This coming year marks the first time in two decades that a large body of copyrighted works will lose their protected status — a shift that will have profound consequences for publishers and literary estates, which stand to lose both money and creative control.
When the first Copyright Act was passed in the United States in 1790, the maximum term was 28 years.
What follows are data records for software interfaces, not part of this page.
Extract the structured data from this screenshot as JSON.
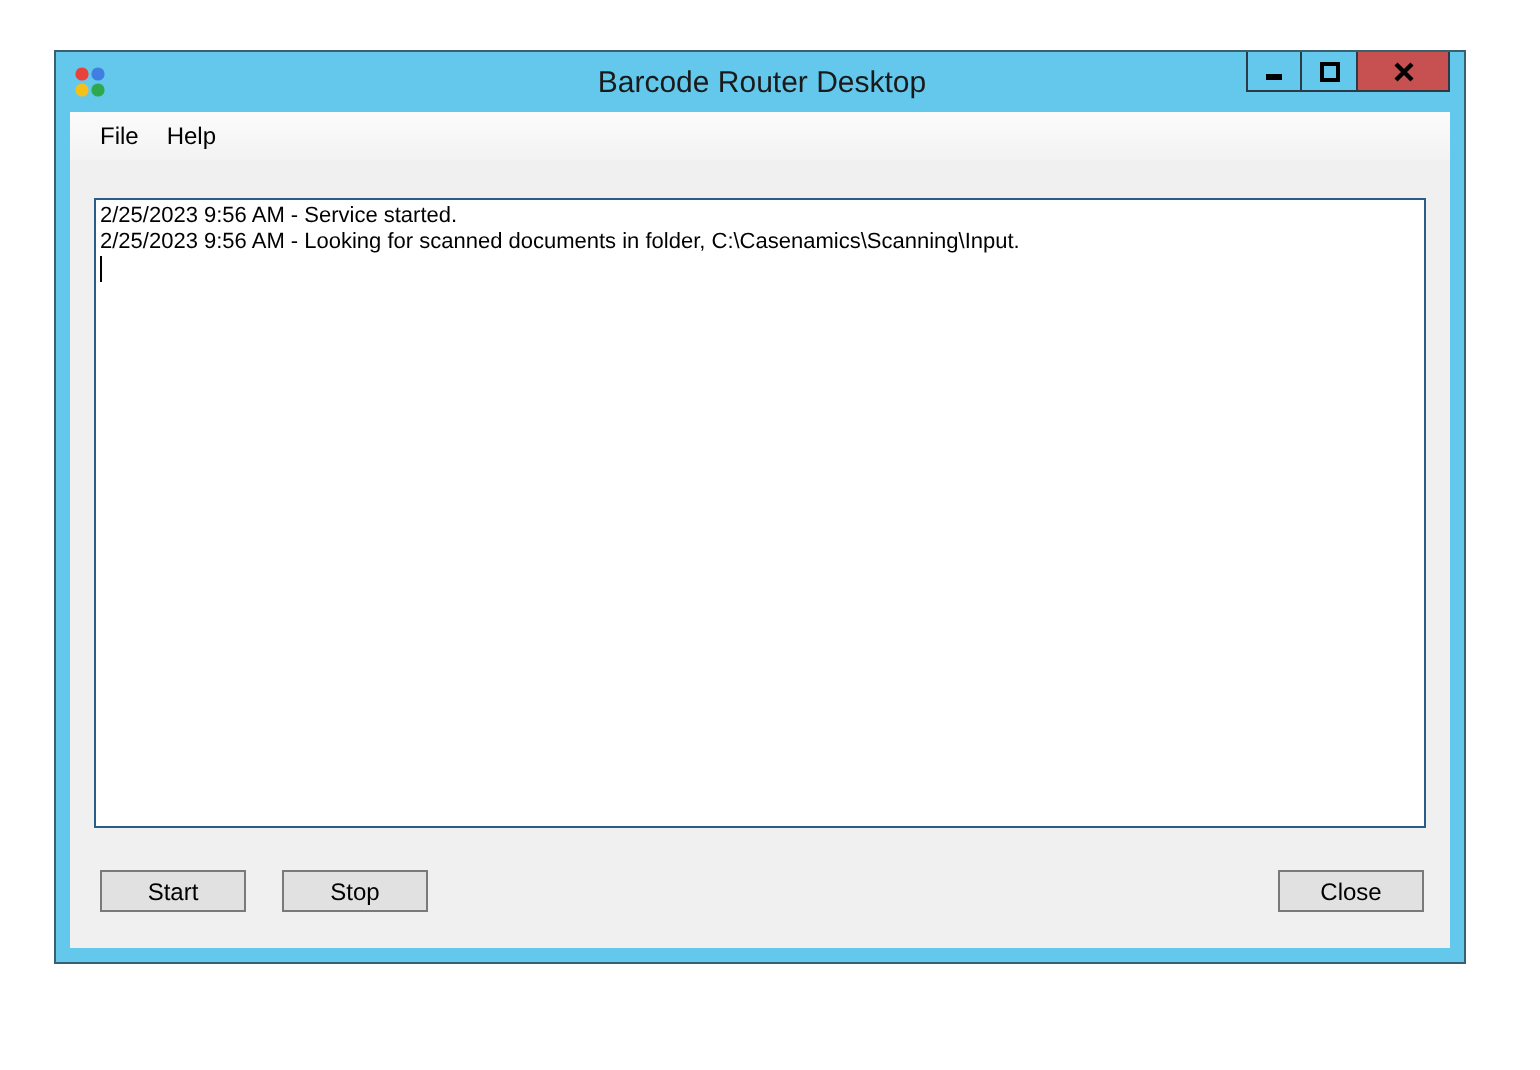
{
  "window": {
    "title": "Barcode Router Desktop"
  },
  "menu": [
    "File",
    "Help"
  ],
  "log": {
    "lines": [
      "2/25/2023 9:56 AM - Service started.",
      "2/25/2023 9:56 AM - Looking for scanned documents in folder, C:\\Casenamics\\Scanning\\Input."
    ]
  },
  "buttons_left": [
    "Start",
    "Stop"
  ],
  "buttons_right": [
    "Close"
  ]
}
Over the decades, lawmakers repeatedly prolonged the terms, which now stretch to over a century for many works. “It’s worse than the tax code,” said Rebecca Tushnet, an intellectual property expert at Harvard Law School. “The copyright term is way too long now.”